● Exercise directions: Your answer should be one number: the count of lines in the data below that include "content".

Collected data entries:
************
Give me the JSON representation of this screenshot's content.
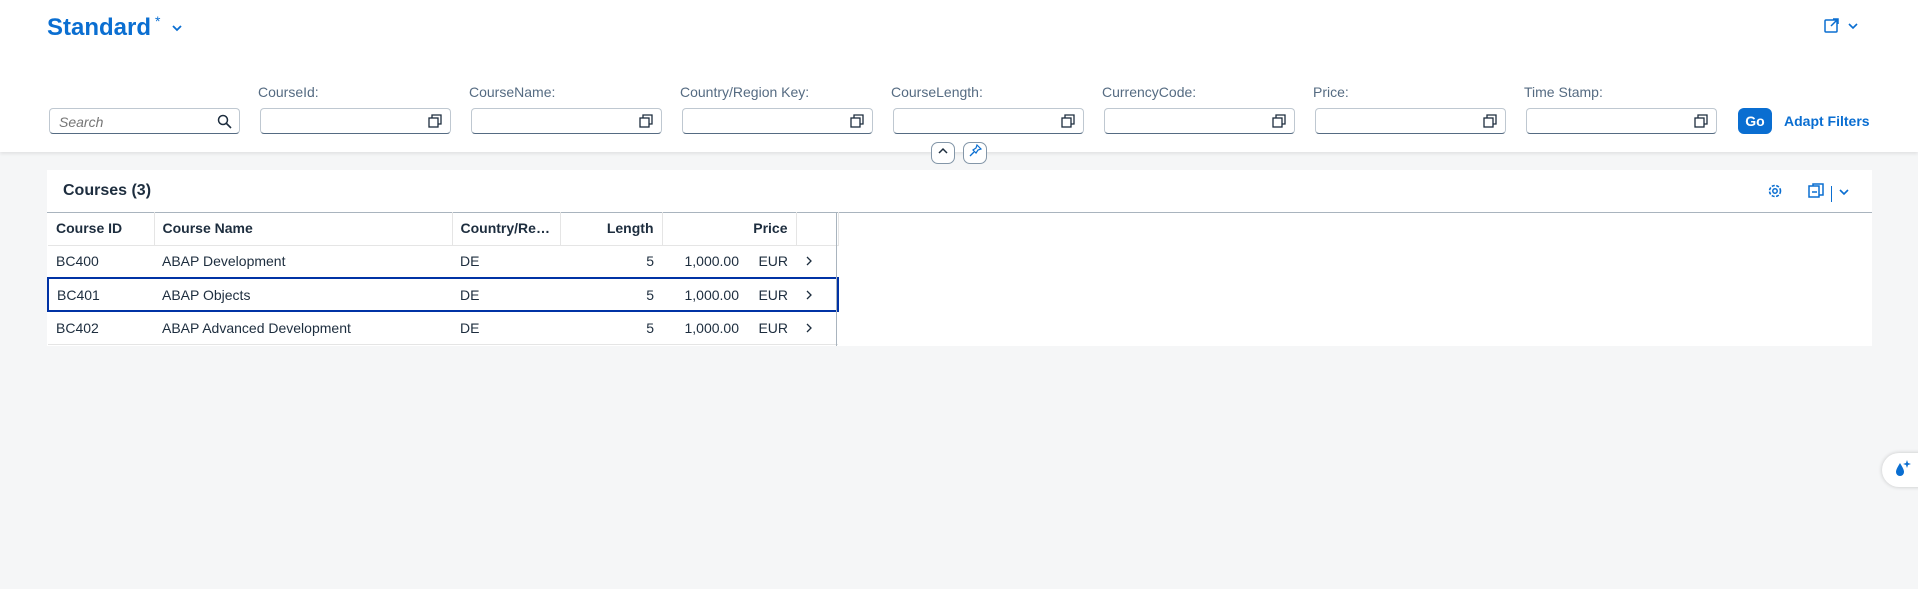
{
  "variant": {
    "title": "Standard",
    "modified_marker": "*"
  },
  "filters": {
    "search_placeholder": "Search",
    "fields": [
      {
        "label": "CourseId:",
        "value": ""
      },
      {
        "label": "CourseName:",
        "value": ""
      },
      {
        "label": "Country/Region Key:",
        "value": ""
      },
      {
        "label": "CourseLength:",
        "value": ""
      },
      {
        "label": "CurrencyCode:",
        "value": ""
      },
      {
        "label": "Price:",
        "value": ""
      },
      {
        "label": "Time Stamp:",
        "value": ""
      }
    ],
    "go_label": "Go",
    "adapt_label": "Adapt Filters"
  },
  "table": {
    "title": "Courses (3)",
    "columns": [
      "Course ID",
      "Course Name",
      "Country/Reg...",
      "Length",
      "Price"
    ],
    "rows": [
      {
        "id": "BC400",
        "name": "ABAP Development",
        "country": "DE",
        "length": "5",
        "price": "1,000.00",
        "currency": "EUR"
      },
      {
        "id": "BC401",
        "name": "ABAP Objects",
        "country": "DE",
        "length": "5",
        "price": "1,000.00",
        "currency": "EUR"
      },
      {
        "id": "BC402",
        "name": "ABAP Advanced Development",
        "country": "DE",
        "length": "5",
        "price": "1,000.00",
        "currency": "EUR"
      }
    ],
    "selected_row": 1
  },
  "colors": {
    "accent": "#0a6ed1",
    "selection": "#0032a5",
    "background": "#f5f6f7"
  },
  "icons": [
    "chevron-down-icon",
    "share-icon",
    "search-icon",
    "value-help-icon",
    "collapse-icon",
    "pin-icon",
    "settings-icon",
    "export-icon",
    "navigation-arrow-icon",
    "joule-icon"
  ]
}
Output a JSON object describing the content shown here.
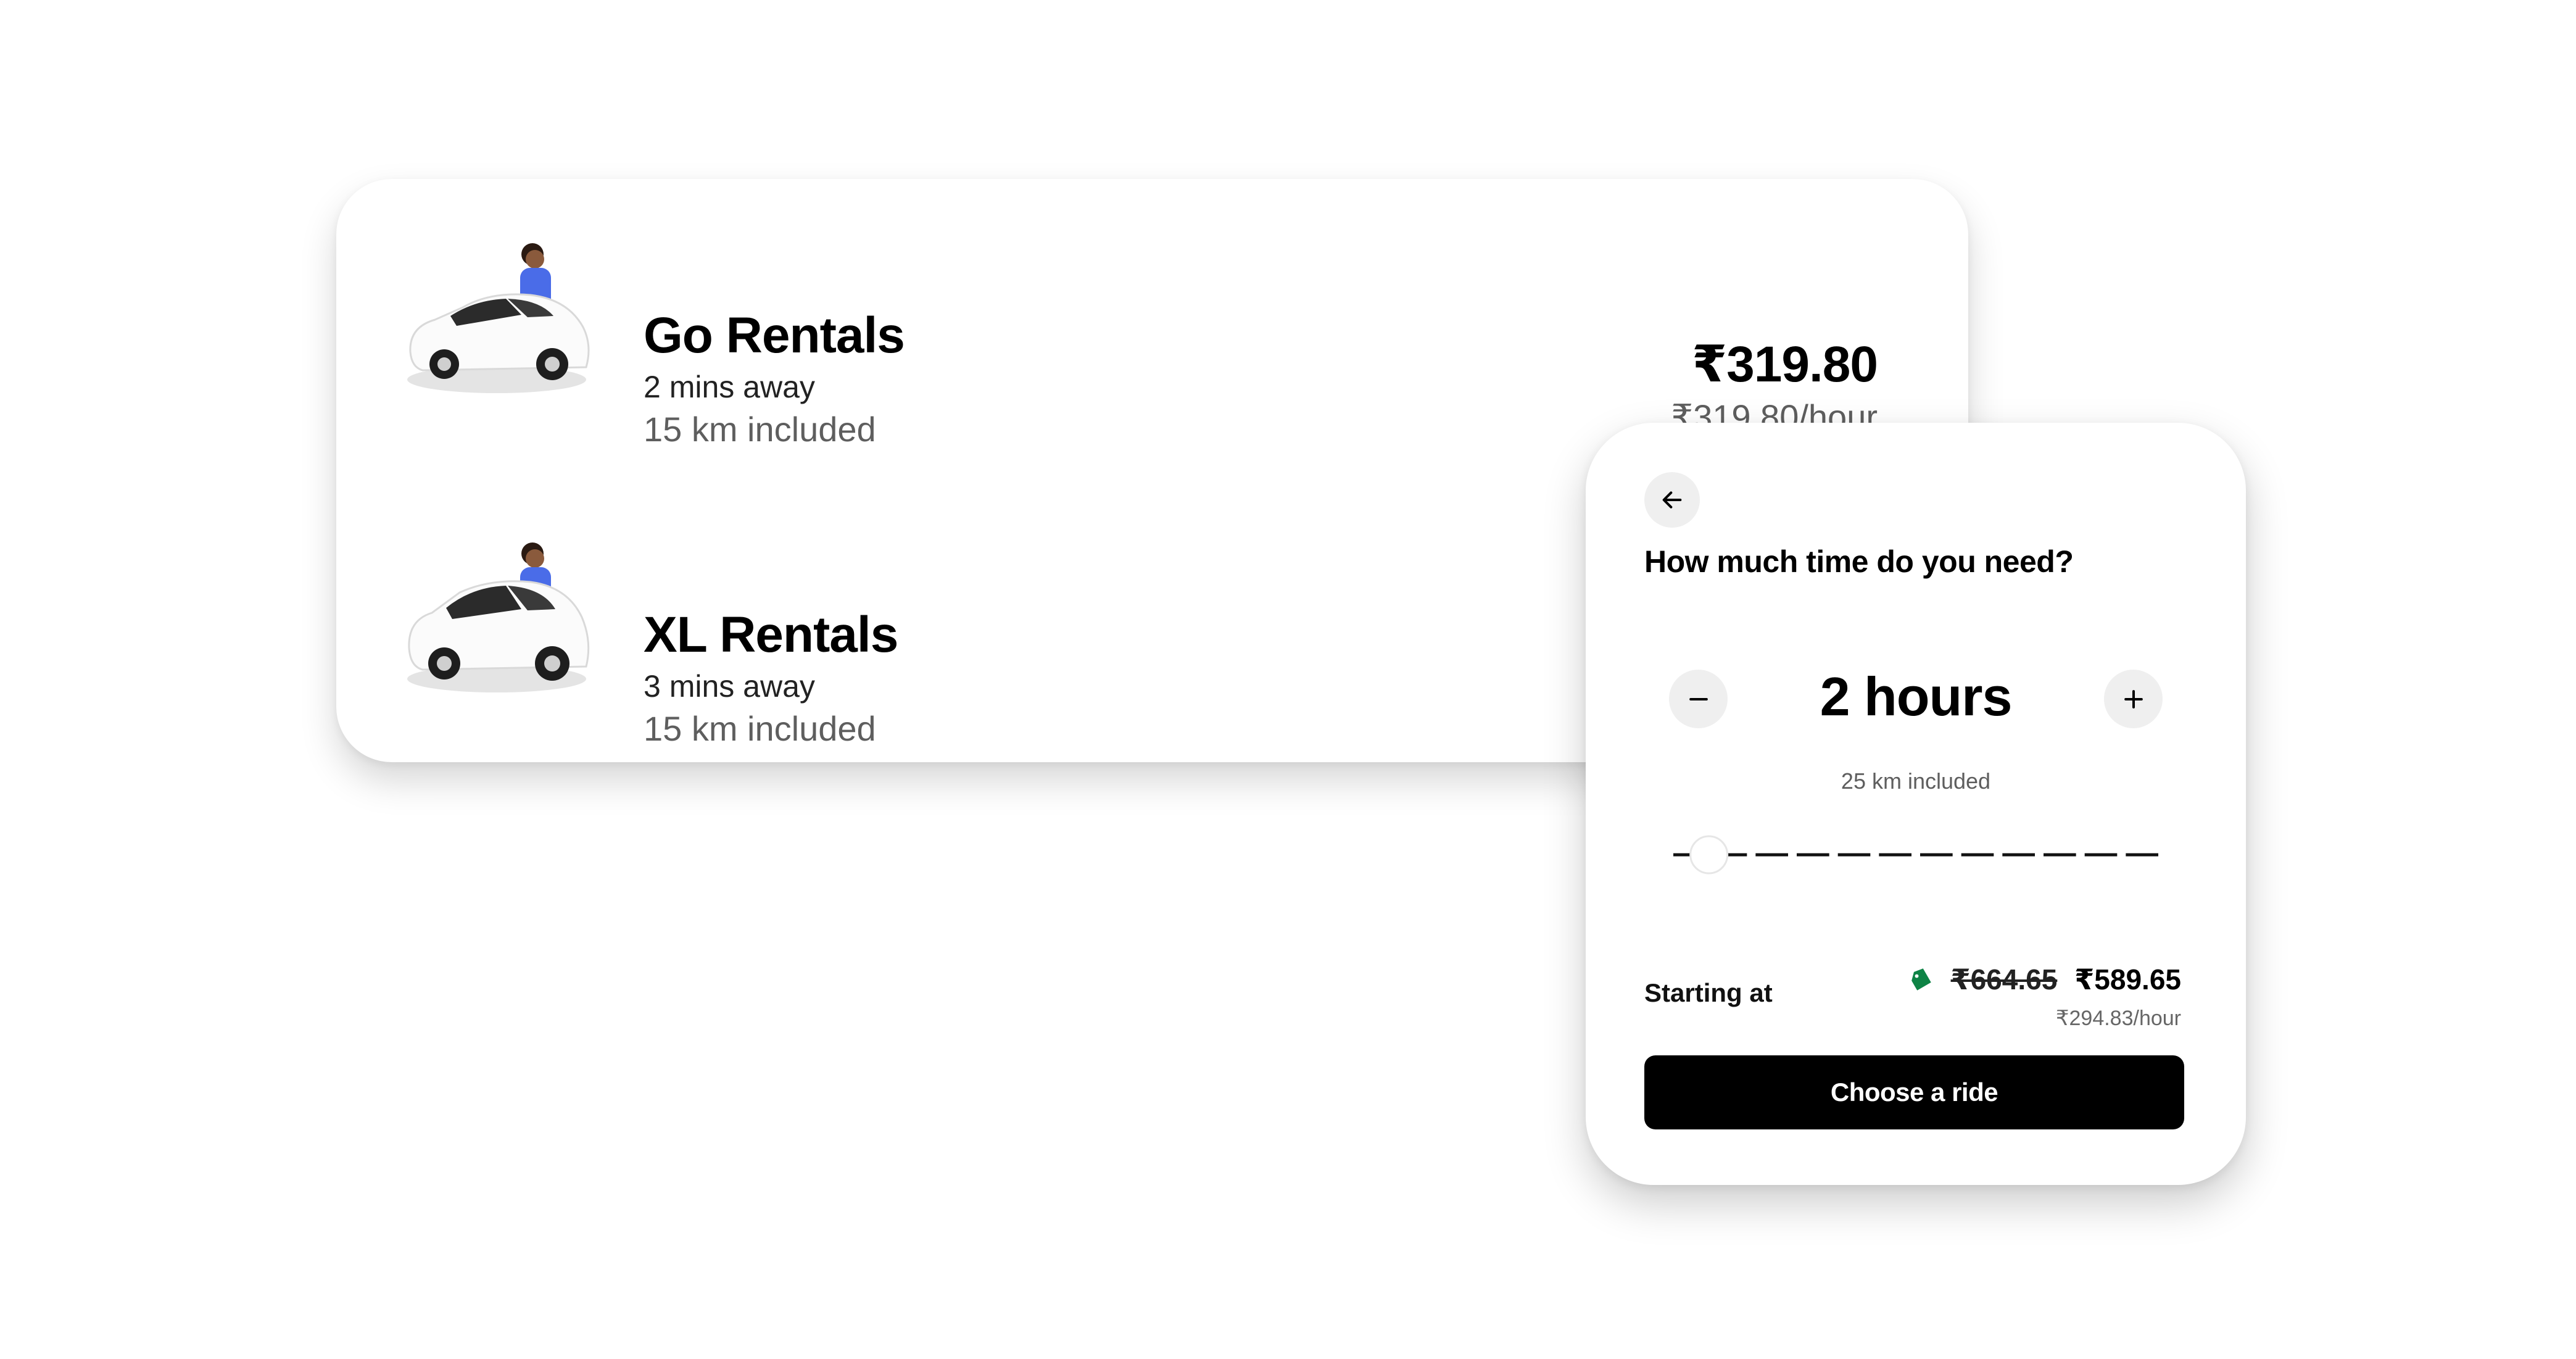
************
● Result of the task: 2